Napoleon's Bequest to Cantillon: A Fragment of International HistoryWilliam Stirling Maxwell. John W. Parker (Pub), 1858.https://www.google.co.uk/books/edition/Napoleon_s_Bequest_to_Cantillon/GRRcAAAAQAAJ
Cantillon had joined the army as the substitute for a conscript and served in the campaign in the campaigns of 1808 and 1809 in 1e Hussars and then the Chasseurs à Cheval of the Guard. In 1813 he quitted service with a small pension but rejoined in 1815.
He died prior to 1854 when part of the legacy – about 1200 francs – was paid to his widow.
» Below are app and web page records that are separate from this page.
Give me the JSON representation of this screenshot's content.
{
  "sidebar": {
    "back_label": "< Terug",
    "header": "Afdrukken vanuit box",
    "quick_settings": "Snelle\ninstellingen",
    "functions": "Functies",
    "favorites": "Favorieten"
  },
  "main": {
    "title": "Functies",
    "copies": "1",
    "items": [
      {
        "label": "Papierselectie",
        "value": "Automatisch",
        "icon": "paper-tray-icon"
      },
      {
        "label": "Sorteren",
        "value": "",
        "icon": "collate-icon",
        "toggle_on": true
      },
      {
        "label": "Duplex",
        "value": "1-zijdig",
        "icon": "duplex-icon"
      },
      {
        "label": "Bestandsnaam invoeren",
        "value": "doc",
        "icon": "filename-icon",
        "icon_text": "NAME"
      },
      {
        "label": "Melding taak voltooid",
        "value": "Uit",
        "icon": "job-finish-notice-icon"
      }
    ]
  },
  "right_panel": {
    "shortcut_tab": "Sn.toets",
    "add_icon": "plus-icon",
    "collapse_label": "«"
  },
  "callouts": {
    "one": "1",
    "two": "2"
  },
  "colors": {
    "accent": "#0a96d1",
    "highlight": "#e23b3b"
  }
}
Stirling says that it was paid in full during the Second Empire, but the evidence is confused. (Information from Steven Smith citing Sir William Stirling Maxwell Napoleon’s Bequest to Cantillon (London Parker 1858)).
Wellington cited the bequest to Cantillon as evidence that Napoleon was not a gentleman and ‘another proof of littleness of mind’ – because Napoleon knew there was no money to honour the promise. (Croker Papers vol 1 p 339, 1826).
Wellington: The Path to Victory 1769-1814; Waterloo and the Fortunes of Peace 1814–1852 » Chapter 6:The Occupation of France (lifeofwellington.co.uk)